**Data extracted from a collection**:

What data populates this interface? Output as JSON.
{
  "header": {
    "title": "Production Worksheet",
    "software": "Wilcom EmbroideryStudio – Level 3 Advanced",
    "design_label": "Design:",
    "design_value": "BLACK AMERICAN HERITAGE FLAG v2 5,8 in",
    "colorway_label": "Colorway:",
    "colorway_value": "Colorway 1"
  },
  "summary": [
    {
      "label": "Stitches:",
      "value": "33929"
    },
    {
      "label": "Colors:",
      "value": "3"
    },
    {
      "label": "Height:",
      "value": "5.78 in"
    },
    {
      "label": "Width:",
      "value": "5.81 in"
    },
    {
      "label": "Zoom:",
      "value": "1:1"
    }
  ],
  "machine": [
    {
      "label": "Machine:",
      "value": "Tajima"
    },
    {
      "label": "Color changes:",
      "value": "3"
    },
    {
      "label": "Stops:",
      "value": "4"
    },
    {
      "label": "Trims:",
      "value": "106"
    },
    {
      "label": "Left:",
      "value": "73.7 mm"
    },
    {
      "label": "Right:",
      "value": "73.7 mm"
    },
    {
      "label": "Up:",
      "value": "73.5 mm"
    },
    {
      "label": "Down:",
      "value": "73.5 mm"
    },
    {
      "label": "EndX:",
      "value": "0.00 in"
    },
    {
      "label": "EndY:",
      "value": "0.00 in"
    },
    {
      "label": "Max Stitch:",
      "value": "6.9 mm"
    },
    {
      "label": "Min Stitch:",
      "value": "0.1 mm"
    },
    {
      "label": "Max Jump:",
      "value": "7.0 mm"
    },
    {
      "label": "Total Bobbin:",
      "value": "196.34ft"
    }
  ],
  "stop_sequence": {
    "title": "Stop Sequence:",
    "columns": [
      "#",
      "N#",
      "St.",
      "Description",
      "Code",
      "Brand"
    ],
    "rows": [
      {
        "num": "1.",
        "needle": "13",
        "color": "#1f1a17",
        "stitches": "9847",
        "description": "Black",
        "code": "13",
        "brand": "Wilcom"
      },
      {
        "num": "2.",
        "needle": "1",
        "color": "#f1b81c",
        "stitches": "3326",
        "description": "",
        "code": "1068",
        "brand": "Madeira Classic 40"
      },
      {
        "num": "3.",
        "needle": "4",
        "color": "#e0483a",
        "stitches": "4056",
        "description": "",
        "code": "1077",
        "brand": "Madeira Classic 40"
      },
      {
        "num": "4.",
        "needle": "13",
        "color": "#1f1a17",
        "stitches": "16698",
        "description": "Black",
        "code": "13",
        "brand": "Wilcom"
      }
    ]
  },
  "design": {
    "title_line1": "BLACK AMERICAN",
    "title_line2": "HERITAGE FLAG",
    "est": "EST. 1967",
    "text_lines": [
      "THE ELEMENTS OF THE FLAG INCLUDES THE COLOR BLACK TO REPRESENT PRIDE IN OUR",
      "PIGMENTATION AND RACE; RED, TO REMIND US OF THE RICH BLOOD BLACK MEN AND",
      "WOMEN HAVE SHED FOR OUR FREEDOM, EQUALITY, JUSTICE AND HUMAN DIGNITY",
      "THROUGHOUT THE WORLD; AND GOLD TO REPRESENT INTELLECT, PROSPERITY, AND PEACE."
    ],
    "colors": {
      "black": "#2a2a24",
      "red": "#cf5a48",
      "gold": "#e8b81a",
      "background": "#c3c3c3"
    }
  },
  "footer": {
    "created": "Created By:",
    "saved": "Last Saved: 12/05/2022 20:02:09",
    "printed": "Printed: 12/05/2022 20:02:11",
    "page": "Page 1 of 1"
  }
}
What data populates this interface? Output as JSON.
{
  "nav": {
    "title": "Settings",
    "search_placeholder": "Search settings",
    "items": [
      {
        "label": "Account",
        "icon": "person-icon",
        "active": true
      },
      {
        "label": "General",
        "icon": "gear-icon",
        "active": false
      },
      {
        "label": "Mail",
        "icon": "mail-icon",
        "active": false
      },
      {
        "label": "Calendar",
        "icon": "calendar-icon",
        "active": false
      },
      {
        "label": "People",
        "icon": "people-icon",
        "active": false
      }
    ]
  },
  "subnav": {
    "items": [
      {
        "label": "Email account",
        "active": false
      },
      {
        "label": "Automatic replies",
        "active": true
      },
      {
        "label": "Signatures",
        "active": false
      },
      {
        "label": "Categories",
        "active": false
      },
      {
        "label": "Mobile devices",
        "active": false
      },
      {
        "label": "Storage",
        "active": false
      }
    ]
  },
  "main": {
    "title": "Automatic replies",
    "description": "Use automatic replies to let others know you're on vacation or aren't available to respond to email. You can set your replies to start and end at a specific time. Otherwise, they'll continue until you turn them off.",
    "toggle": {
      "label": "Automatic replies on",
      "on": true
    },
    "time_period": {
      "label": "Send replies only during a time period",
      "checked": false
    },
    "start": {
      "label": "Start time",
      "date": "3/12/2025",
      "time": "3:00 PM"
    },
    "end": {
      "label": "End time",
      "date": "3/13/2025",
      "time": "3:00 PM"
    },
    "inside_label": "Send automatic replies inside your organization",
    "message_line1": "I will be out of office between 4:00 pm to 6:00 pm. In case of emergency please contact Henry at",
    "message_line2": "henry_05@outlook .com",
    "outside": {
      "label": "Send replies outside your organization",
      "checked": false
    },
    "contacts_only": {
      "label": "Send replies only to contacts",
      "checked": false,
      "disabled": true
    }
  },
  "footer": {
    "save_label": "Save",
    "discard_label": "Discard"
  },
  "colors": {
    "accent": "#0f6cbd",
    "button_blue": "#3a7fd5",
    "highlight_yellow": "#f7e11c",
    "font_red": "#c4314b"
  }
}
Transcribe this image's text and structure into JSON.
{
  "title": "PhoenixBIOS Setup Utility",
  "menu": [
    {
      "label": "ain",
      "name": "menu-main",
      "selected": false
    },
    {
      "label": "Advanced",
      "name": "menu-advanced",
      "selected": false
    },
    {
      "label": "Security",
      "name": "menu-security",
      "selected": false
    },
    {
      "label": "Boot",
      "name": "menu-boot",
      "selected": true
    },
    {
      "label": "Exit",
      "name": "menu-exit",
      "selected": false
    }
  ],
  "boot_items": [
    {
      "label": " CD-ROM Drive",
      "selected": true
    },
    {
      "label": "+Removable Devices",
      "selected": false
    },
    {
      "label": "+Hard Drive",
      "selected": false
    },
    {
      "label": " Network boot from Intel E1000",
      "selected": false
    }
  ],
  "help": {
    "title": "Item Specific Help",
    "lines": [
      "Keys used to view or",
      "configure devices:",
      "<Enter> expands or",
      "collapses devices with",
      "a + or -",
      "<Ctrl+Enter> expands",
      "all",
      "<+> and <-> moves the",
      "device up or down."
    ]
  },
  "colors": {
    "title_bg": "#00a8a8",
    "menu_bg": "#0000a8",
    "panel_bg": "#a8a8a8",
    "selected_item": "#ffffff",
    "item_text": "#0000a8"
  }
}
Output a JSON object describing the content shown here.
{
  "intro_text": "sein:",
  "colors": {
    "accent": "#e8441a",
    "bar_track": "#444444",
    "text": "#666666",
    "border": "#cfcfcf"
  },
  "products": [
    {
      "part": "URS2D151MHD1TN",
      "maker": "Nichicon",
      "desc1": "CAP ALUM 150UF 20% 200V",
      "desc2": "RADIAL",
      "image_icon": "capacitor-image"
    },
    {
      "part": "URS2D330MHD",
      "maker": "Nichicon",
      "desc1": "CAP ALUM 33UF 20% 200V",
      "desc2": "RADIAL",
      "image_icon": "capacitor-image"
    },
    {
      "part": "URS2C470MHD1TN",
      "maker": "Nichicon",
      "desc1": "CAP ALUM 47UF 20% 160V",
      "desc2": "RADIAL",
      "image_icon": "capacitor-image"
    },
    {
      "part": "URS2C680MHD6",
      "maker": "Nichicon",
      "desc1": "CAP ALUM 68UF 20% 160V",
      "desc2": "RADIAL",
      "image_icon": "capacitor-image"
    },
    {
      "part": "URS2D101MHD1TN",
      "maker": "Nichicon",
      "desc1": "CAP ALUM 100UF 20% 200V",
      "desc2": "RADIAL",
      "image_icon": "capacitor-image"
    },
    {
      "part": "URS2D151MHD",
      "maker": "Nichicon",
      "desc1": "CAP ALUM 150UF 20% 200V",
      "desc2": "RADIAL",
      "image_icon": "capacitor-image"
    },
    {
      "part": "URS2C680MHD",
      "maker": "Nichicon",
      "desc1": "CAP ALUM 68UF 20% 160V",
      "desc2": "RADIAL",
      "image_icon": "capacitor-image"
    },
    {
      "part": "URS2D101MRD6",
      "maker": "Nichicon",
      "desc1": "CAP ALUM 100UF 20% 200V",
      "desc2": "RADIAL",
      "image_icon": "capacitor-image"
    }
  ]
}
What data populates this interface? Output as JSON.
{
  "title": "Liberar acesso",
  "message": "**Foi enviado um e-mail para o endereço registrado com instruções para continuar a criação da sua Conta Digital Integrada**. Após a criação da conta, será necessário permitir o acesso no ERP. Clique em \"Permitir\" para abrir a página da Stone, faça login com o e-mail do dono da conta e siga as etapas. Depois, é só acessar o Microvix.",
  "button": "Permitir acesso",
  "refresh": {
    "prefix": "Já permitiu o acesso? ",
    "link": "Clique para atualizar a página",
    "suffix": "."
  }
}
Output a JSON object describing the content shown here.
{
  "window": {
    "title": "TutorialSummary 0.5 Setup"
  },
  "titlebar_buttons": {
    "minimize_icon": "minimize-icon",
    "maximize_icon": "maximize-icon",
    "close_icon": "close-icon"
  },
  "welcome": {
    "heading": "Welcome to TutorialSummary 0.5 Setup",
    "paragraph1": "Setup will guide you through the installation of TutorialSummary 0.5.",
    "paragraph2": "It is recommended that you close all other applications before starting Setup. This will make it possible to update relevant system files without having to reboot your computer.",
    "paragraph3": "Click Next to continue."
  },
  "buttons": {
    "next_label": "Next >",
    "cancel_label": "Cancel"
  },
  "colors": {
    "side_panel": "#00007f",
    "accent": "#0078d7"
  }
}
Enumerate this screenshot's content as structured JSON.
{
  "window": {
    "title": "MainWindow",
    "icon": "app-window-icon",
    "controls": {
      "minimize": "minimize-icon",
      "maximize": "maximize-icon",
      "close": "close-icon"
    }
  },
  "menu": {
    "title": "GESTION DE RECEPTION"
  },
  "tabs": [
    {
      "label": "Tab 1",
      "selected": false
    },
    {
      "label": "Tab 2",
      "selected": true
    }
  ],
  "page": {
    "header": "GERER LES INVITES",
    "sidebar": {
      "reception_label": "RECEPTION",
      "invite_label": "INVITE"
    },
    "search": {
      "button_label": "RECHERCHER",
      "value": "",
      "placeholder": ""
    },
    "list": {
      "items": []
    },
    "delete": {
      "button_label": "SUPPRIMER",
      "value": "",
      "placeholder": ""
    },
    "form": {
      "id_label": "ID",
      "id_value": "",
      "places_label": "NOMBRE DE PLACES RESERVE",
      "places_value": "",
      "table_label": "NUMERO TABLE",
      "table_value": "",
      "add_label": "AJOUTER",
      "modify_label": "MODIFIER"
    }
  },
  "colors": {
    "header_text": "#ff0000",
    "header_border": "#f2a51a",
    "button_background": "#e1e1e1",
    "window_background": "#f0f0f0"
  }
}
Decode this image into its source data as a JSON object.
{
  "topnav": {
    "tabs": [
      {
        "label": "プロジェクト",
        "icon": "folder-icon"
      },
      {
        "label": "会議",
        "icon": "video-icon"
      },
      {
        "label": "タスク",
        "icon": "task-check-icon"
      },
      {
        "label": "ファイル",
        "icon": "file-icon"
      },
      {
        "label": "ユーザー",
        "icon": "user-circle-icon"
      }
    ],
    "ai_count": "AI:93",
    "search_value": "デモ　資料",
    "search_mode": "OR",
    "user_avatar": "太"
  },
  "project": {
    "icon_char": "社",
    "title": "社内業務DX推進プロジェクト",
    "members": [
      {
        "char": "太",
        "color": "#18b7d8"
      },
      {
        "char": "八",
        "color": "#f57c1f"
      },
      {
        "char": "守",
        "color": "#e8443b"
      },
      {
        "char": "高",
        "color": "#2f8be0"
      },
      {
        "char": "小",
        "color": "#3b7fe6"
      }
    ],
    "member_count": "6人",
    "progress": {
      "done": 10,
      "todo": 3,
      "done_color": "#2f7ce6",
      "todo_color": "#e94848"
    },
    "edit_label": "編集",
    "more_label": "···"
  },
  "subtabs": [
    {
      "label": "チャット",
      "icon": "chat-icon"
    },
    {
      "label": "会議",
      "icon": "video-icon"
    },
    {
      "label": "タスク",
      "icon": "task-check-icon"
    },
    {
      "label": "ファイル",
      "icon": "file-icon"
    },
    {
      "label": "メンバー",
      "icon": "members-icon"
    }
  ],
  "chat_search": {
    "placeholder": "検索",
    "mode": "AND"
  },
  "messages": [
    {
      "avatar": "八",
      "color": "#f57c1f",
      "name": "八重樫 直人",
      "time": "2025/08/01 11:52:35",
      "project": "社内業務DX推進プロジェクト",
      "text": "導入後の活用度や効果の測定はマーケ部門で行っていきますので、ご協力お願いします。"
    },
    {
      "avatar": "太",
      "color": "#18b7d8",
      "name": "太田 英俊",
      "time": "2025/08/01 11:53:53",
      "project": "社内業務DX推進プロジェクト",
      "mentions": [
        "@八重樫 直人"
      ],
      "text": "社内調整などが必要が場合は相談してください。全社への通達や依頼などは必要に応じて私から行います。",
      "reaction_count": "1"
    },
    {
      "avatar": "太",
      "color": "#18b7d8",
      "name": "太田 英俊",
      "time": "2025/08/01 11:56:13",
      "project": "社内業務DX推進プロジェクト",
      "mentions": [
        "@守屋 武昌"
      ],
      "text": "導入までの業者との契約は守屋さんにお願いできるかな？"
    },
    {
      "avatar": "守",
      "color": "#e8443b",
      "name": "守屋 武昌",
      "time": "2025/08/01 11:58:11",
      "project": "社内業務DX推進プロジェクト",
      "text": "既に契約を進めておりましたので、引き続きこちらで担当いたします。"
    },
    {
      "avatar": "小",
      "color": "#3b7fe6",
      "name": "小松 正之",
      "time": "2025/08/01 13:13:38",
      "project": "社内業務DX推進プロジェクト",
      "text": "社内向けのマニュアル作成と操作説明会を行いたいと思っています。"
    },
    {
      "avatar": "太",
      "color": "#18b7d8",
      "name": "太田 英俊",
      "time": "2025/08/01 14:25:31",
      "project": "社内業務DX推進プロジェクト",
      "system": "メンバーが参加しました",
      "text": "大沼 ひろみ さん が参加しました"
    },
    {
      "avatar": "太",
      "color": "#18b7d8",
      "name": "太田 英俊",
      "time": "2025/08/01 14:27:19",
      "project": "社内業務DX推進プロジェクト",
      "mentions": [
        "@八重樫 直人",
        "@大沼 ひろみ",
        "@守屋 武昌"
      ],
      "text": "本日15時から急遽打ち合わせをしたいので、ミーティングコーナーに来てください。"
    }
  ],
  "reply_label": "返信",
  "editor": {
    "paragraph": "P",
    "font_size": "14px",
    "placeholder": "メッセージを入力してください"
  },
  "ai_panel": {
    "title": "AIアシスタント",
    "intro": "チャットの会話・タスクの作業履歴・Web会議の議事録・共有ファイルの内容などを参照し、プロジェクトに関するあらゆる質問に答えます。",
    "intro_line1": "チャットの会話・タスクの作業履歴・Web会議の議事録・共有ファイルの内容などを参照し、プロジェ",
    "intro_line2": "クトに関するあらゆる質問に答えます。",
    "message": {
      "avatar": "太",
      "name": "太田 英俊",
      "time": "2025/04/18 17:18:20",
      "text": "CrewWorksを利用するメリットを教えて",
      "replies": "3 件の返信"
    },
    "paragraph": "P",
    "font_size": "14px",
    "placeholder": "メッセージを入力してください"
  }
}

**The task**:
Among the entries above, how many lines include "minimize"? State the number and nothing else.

**Reply to the task**:
2